Other makings: one row on the crochet shawl every day, until too much wrist pain stopped all crochet for the rest of the month. I tried sock darning for the very first time; it was immensely satisfying, and taught me the lesson of darning before twenty-five percent of the sock is gone. I finally got the teal linen shirt cut out, and more than halfway sewn. Finally, I wrote three beginnings to blog posts, before my mental health fell into that ditch and writing was too much mental gymnastics.
– it’s difficult for me to prioritize fun/non-vital activities because I can so rarely pick up the slack afterwards — but if I don’t do them, life feels like playing The Sims in slow-motion and without cheat codes.
– I’m trying to figure out why my anxiety always spikes when it’s time to go to bed. No luck so far.
– I’ve found myself missing flirting. You know, that whole witty banter thing that’s like a good and sweaty round of pulling rope or dancing the tango (both sides push and pull just the right amount to keep the tension going)?
Reading (some of it):
– a queer historical romance series by Olivia Waite (embroidery! music! lots of sexy stuffs!)
– Nigel Slater’s cook books, on audio because his voice is so soothing.
– also just holding and absorbing the vibe of the autographed hardback copy of “The Slow Regard of Silent Things” by Patrick Rothfuss that Maja got for me (cue all the fangirl squeals!!).
“Inventing Anna” on Netflix (while trying to ignore its anti-fatness and how the show didn’t fulfill its promises, in my opinion).
My new shelf, pondering what I want to put in it.
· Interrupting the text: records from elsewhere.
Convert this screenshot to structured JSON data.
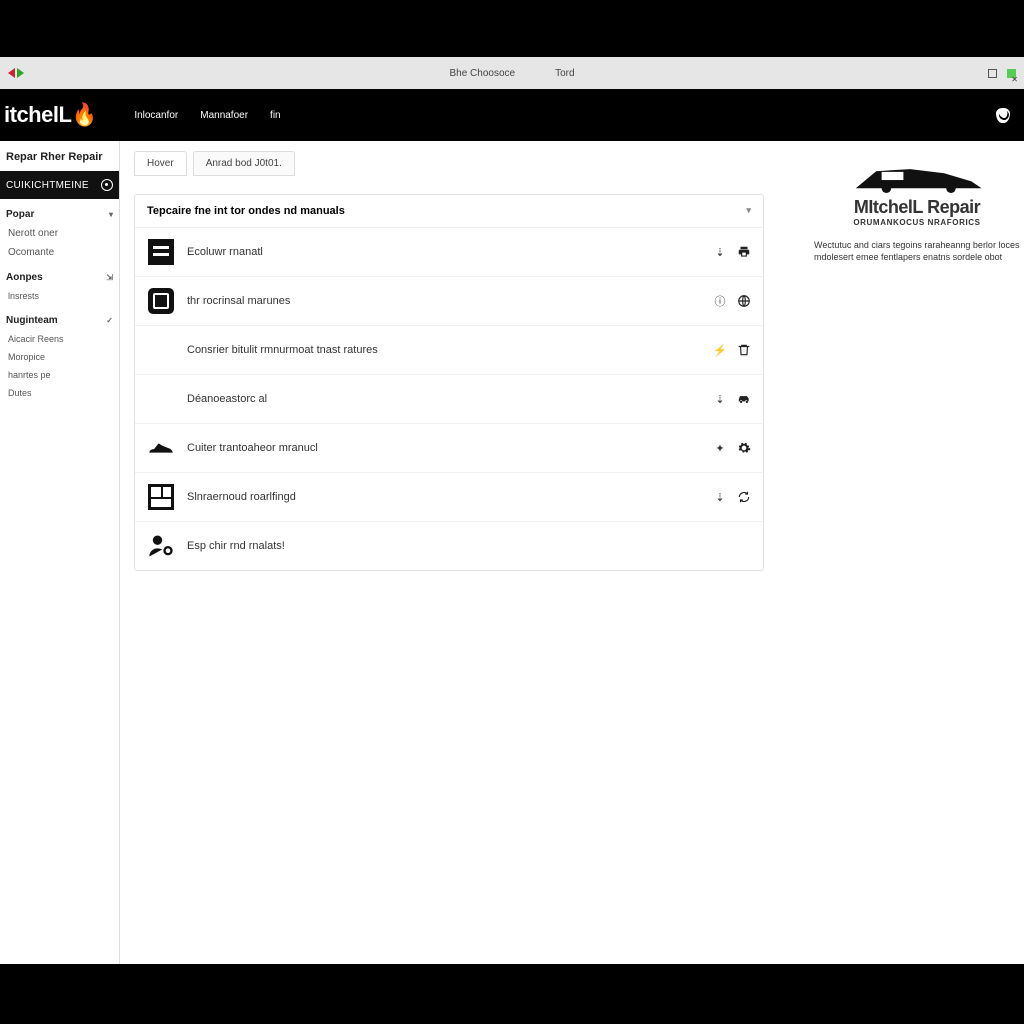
{
  "chrome": {
    "center1": "Bhe Choosoce",
    "center2": "Tord"
  },
  "header": {
    "logo_text": "itchelL",
    "nav": [
      "Inlocanfor",
      "Mannafoer",
      "fin"
    ]
  },
  "sidebar": {
    "title": "Repar Rher Repair",
    "active": "CUIKICHTMEINE",
    "sections": [
      {
        "head": "Popar",
        "items": [
          "Nerott oner",
          "Ocomante"
        ]
      },
      {
        "head": "Aonpes",
        "items": [
          "lnsrests"
        ]
      },
      {
        "head": "Nuginteam",
        "items": [
          "Aicacir Reens",
          "Moropice",
          "hanrtes pe",
          "Dutes"
        ]
      }
    ]
  },
  "tabs": [
    "Hover",
    "Anrad bod J0t01."
  ],
  "panel": {
    "title": "Tepcaire fne int tor ondes nd manuals",
    "rows": [
      "Ecoluwr rnanatl",
      "thr rocrinsal marunes",
      "Consrier bitulit rmnurmoat tnast ratures",
      "Déanoeastorc al",
      "Cuiter trantoaheor mranucl",
      "Slnraernoud roarlfingd",
      "Esp chir rnd rnalats!"
    ]
  },
  "info": {
    "brand1": "MItchelL Repair",
    "brand2": "ORUMANKOCUS NRAFORICS",
    "copy": "Wectutuc and ciars tegoins raraheanng berlor loces mdolesert emee fentlapers enatns sordele obot"
  }
}
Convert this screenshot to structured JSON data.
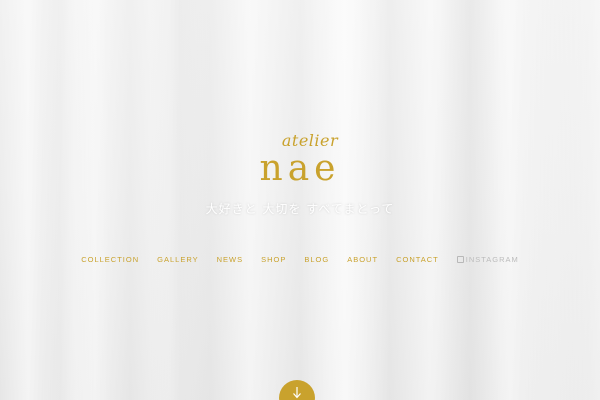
{
  "brand": {
    "sub": "atelier",
    "main": "nae"
  },
  "tagline": "大好きと 大切を すべてまとって",
  "nav": {
    "items": [
      {
        "label": "COLLECTION"
      },
      {
        "label": "GALLERY"
      },
      {
        "label": "NEWS"
      },
      {
        "label": "SHOP"
      },
      {
        "label": "BLOG"
      },
      {
        "label": "ABOUT"
      },
      {
        "label": "CONTACT"
      }
    ],
    "instagram": "INSTAGRAM"
  },
  "icons": {
    "scroll": "arrow-down-icon",
    "instagram": "instagram-icon"
  },
  "colors": {
    "accent": "#c9a22d",
    "muted": "#bcbcbc",
    "background": "#eeeeee"
  }
}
“Tales From The Green Valley” (click here for the YouTube playlist), a BBC documentary from 2005, where modern researchers live on a farm as though it’s the 1620s. This show makes me both calmer and more hopeful, because it demonstrates how wildly different life can be, but still look like a good life (at least if you had a community and certain kinds of privilege)? Oh, and if you don’t want to see the butchering parts, the November episode is the one to squint at/skip.
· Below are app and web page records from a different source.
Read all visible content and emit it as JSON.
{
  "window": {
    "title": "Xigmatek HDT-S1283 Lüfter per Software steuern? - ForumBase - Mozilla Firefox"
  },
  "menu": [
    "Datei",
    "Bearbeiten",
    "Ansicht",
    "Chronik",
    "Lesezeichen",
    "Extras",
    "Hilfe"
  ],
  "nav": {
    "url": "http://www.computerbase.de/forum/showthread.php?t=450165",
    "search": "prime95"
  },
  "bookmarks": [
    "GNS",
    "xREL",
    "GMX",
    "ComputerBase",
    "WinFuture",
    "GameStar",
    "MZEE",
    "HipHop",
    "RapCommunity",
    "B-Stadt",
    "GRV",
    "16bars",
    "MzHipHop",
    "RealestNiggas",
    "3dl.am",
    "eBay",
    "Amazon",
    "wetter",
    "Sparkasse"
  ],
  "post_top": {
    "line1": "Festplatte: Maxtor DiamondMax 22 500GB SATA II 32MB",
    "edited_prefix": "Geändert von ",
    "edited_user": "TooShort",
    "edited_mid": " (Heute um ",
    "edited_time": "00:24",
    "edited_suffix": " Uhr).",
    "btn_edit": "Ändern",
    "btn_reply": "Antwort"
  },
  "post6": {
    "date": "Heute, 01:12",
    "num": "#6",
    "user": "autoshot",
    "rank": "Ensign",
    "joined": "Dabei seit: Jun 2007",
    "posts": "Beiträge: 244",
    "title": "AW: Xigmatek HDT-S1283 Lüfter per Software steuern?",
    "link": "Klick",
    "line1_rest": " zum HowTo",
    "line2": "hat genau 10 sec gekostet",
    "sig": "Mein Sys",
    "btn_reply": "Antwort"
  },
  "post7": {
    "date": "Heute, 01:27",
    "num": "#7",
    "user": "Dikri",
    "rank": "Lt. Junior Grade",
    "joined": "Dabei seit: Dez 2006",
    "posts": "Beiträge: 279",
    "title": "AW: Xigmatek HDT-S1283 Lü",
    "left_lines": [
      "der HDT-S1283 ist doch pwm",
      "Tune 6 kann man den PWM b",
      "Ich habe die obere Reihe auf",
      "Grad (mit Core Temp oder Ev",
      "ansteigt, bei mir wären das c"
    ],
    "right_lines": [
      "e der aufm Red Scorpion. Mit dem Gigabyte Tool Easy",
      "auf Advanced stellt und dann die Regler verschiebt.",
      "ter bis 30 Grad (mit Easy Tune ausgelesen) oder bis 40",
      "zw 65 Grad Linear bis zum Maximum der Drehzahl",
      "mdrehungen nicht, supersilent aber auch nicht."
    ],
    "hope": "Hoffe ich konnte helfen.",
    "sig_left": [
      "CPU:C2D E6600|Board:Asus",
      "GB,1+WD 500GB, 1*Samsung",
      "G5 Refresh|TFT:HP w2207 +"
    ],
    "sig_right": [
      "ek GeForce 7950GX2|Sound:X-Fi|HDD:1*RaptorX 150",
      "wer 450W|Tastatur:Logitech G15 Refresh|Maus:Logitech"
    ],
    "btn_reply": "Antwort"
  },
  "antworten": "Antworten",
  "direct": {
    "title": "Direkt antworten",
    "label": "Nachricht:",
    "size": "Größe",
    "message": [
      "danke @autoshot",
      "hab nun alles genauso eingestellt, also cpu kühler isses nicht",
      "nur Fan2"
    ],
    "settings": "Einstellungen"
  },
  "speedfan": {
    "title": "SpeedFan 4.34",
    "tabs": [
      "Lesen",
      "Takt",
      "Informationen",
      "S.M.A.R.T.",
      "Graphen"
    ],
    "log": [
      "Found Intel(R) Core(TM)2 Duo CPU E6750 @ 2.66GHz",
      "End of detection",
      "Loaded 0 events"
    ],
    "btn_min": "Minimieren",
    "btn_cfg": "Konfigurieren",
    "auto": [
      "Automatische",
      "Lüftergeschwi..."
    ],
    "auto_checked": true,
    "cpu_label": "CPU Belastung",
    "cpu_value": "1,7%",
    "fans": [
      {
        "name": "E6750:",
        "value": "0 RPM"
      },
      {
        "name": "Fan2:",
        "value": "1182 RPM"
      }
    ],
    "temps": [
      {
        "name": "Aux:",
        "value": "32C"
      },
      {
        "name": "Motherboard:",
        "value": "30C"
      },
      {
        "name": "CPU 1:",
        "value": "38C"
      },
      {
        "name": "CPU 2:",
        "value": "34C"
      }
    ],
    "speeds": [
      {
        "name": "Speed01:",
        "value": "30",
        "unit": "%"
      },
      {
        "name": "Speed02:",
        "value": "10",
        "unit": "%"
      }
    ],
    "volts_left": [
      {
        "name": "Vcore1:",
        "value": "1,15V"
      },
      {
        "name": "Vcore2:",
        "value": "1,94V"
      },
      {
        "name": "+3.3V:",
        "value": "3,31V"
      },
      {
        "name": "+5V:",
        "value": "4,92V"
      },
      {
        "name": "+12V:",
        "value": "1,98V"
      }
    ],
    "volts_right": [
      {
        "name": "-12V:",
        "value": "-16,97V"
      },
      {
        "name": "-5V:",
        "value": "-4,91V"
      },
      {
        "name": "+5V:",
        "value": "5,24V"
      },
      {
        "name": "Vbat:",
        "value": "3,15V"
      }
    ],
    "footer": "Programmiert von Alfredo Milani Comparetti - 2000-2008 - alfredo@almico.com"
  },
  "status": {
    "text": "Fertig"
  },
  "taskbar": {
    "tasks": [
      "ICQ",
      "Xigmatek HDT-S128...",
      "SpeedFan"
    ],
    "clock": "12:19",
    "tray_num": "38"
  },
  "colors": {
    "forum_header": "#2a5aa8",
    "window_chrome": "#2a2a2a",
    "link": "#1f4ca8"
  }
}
The Wailing Jennys. Encanto (a month after the rest of the world). Soundscapes on YouTube (especially this cozy rainy one). My sewing machine. Emilie Nicolas. Silence, while reading.
A new (store-made) teal blouse that fit perfectly, but then shrunk in the wash and now has that annoying button gaping over my bust. My poofy summer dress, wishing for warmer days. Compression gloves for wrist pain. Makeup that isn’t just brow products, for the first time in a long time.
Couch Moving Day, because it made me feel so cared for somehow, even if accepting things, and help, still makes me so awkward.
Eating chicken soup with my sister Lillian by my kitchen table.
That weekend I took a “holiday”/staycation/whatever you want to call it, which I decided meant:
- no Instagram or news reading
- no pressure to do stuff on my neverending to-do list
- new or special foods that I don’t have every day
- my phone on silent
- doing my best to make sure my body was as comfortable as possible (so enough food/pillows/painkillers/sleep/rest/books/things that feel good).
I almost felt like myself again after that.
Take care of yourselves, and each other.